▶ _Activity_:
When checking the entries below, count every line with the word "this", then give only that number.

▶ _Data extract_:
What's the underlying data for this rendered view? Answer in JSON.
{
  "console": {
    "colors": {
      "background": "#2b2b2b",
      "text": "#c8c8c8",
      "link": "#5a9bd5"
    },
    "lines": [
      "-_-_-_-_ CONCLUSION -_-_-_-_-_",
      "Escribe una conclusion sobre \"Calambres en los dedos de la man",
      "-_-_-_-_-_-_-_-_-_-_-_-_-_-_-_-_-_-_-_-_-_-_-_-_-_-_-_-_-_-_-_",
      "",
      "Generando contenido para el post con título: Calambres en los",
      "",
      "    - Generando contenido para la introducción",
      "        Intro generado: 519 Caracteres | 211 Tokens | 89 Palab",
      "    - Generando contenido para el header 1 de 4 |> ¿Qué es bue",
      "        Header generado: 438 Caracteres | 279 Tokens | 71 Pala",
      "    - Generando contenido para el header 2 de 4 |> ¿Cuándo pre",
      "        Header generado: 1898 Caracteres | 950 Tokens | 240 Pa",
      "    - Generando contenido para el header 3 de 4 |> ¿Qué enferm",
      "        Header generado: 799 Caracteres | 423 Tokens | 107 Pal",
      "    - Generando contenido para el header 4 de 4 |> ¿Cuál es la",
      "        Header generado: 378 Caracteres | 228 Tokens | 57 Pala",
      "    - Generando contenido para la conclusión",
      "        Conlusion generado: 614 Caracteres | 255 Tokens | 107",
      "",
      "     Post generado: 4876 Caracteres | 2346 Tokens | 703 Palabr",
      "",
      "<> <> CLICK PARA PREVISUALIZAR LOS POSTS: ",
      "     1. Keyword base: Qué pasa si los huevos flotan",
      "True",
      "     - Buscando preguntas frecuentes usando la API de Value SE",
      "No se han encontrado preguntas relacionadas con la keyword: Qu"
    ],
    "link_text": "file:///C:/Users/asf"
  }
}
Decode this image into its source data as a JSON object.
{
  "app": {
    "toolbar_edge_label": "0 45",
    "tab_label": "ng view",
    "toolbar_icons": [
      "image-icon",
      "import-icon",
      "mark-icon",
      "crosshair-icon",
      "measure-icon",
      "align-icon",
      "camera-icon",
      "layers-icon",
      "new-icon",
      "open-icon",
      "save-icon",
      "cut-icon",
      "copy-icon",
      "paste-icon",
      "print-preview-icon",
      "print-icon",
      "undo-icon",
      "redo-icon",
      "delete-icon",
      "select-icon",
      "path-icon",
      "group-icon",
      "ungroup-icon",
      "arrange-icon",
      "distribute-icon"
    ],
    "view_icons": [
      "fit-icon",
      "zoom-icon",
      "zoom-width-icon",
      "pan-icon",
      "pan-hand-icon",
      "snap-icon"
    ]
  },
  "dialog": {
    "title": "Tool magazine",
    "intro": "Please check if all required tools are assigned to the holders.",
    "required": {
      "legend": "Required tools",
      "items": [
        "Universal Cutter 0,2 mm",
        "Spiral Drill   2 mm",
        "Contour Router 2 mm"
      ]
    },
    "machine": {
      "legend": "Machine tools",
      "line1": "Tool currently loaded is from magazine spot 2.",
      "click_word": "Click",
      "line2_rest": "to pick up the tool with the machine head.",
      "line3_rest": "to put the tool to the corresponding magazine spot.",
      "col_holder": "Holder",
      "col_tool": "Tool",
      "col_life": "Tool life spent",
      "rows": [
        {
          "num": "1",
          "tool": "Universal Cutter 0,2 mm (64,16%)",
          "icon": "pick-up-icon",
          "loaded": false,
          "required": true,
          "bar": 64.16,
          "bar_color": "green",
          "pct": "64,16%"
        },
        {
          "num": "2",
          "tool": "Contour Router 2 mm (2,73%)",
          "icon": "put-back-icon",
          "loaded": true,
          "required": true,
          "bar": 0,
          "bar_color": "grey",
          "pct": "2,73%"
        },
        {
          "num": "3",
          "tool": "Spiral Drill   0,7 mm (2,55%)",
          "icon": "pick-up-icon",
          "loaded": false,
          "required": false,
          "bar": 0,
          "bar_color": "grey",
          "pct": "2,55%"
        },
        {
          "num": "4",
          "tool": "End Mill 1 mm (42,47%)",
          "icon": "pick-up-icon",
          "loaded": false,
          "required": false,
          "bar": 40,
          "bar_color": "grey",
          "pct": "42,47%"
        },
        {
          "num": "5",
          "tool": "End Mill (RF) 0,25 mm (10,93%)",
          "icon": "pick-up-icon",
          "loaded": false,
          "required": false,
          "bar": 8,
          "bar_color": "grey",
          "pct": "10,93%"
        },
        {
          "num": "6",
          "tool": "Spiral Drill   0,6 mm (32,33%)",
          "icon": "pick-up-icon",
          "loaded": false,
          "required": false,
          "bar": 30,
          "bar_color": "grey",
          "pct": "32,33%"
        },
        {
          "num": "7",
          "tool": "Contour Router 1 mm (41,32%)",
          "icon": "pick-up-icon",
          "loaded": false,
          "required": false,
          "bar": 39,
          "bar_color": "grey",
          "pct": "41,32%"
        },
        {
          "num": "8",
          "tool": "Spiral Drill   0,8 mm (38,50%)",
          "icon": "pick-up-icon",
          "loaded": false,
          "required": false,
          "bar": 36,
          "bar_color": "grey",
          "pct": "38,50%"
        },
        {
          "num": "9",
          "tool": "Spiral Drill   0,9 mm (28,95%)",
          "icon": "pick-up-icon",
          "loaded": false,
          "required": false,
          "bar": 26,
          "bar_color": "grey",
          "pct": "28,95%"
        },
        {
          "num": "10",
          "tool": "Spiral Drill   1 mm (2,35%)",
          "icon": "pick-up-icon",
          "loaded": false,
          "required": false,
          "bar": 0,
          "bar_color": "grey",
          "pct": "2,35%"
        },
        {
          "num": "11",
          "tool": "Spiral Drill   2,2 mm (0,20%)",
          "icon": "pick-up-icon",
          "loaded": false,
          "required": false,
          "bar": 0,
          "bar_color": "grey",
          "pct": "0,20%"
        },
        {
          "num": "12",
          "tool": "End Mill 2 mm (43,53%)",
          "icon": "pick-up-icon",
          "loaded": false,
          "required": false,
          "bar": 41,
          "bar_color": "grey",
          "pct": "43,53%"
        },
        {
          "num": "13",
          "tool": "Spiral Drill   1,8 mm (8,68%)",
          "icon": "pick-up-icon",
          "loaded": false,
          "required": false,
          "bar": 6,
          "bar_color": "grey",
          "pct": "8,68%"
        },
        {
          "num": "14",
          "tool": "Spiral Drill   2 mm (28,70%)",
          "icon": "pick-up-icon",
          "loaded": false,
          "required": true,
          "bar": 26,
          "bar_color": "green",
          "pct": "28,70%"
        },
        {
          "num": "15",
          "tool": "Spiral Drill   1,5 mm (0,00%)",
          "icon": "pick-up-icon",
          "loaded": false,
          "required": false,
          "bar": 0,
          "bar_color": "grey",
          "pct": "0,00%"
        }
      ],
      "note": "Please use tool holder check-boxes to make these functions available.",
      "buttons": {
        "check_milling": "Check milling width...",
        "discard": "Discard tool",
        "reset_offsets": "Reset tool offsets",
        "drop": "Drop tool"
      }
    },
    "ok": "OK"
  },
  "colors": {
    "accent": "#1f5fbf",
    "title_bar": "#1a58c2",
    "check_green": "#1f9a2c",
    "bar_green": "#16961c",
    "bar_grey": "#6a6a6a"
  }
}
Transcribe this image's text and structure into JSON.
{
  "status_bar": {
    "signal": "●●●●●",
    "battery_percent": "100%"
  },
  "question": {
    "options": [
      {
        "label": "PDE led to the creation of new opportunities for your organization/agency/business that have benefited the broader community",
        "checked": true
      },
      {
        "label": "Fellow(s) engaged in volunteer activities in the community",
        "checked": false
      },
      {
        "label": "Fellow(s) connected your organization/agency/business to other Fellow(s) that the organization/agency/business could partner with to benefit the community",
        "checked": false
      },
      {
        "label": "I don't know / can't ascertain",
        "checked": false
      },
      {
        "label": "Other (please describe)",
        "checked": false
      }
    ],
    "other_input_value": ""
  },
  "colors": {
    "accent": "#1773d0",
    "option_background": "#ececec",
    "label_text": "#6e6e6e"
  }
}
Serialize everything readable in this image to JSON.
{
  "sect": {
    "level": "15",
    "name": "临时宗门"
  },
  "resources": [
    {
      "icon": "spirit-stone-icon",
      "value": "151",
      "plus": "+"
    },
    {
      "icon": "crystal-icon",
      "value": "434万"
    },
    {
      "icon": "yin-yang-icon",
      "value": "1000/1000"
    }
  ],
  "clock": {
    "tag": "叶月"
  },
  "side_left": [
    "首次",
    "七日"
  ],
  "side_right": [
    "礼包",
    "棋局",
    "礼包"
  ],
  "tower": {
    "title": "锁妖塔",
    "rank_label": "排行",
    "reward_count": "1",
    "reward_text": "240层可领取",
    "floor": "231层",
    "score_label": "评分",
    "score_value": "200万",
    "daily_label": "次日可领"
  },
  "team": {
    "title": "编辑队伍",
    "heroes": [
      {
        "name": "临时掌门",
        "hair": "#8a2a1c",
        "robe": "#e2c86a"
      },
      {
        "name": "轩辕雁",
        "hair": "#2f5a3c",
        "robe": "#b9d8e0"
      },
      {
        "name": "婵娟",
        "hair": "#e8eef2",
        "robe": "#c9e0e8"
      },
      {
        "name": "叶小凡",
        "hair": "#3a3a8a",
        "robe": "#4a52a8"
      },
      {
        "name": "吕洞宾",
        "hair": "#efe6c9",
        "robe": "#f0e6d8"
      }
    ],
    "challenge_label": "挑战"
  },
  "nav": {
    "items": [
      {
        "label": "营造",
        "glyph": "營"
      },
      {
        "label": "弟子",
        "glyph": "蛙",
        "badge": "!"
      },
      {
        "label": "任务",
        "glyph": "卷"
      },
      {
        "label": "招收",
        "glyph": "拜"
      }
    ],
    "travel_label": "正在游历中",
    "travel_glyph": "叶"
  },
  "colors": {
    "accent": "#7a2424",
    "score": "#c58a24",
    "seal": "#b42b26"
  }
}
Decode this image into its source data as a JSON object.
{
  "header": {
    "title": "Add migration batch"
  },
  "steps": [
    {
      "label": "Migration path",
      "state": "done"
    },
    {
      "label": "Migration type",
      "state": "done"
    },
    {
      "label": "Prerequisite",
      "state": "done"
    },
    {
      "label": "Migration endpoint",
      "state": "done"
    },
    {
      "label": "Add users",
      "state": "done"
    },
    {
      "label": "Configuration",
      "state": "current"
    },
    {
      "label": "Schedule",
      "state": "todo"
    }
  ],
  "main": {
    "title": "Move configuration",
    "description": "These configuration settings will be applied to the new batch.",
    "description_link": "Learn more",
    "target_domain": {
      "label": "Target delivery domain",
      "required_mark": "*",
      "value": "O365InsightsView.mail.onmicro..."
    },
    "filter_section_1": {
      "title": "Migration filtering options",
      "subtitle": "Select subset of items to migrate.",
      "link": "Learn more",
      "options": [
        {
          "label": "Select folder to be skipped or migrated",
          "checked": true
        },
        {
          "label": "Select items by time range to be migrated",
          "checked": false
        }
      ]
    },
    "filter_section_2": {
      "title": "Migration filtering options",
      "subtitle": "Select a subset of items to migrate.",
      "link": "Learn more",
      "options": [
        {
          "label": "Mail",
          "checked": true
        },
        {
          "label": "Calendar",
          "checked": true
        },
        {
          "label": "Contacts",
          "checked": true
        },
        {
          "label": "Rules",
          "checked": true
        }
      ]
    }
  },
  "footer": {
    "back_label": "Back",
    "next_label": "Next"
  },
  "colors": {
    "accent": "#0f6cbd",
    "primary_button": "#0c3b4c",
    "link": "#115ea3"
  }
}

▶ _Solved problem_:
5